A confession: I do not know where I am going. Some days, while I walk through doors that slam behind me like the opening of wings, my perspective changes—instead of watching me mark time with my back towards you and my eyes toward another, I am facing you—my eyes pink and hopeful like a baby mouse, like a tongue—my body swinging towards you but not moving—left arm up, right arm up, left, right. There was that time, outside this house, we made a bridge to cross—we put down rocks and mud to stop the creek from flowing: to end gravity, to halt the natural movement of things. Welcome here. You are welcome here. Are you tired? Are you tired from digging, from believing you can change the layout of the ground—that you can pick up gravel into your hands and throw it into the air like it is confetti: like there is a parade and you are invited, like the rocks would float down from the sky like bats, like skulls with no neck bones, like jaws. That everyone would laugh: that you could throw the rocks higher than anyone, that they would snap back to your hand if you asked them—a videotape in reverse—the luckiest catch in the world. That you could swing a hammer: that it would connect somewhere—a nose, an eye, an arm, and there would be no consequence—that there would be no blood rushing out of no mouths, that they wouldn’t be frightened, that they would allow you to rest here; that you could close your eyes and feel new—can see without glasses, can breathe underwater. If you believe that, that you can punch a wall while locked in your room and make something appear other than fear and heat between your knuckles, then you can believe that there is something to all this—that there are rivers that stop, that there are bridges, leaves, wood. That you are two minutes late. That I felt you here. That there are rivers that flow backwards: that the water snaps back into my hand like a ball on a string. I do not know where I am going and my hands are dirty. Our hands are dirty and it is getting dark. There are mice out here, certainly, and we have forgotten our way back to where you live, to where your parents are waiting for us, to where there were not enough people in our lives to pretend some were missing.

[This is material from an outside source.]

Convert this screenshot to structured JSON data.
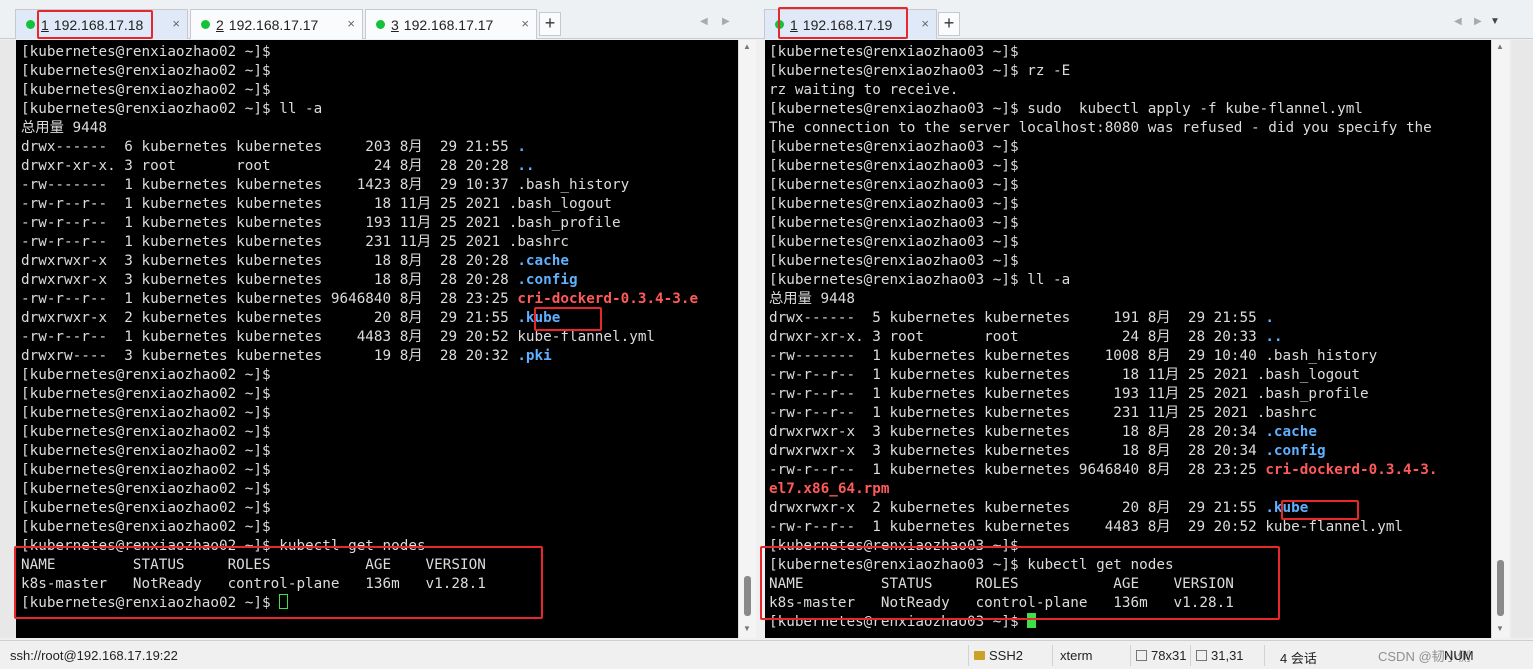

I planned for this. There is no way you will believe me, but I promise you I did. I know where we were—we were in the attic because there were rats there: fat bodies with long tails that coiled around your wrist like a bracelet, like a rubber band reminding you of something, someone—a reminder you have been here before, a reminder there are people missing. A reminder you are missed. There were places where we could walk—slats of wood the width of your foot after it has swollen up like something bit it: small insects making you larger than you can imagine, your skin expanding like a loaf of bread, like the length of the word pink on your tongue, like a bruise, like all those things. This is what happens when things go wrong. You’re late. I was almost killed. Be careful where you step or you will fall through the ceiling of a white room made of white bricks the color of a string—of the twisted rope that kept the spinning orb elevated, of the string that pressed into your finger as if to leave a gap where a ring should be, as if I were married, as if this is hush hush. When I was a child, there were rats in my house. They would sleep underneath my bed. I would imagine their teeth next to my cheek, their nose against my nose. I saw one once—a long tube of hair snug between two pieces of wood: eyes closed, mouth open. This is how you will find me: in the woods, in the bridge I tried to make, in the river. I put myself into the world—I swung a fist and hit the ground—my hands are dirty. Please help me: what do you do. This is where it all changes. This is where it all turns back. Do not do this—any of this. No one will forgive you. You will not be welcome. Get out of here if you have nothing to do. You will not be welcome.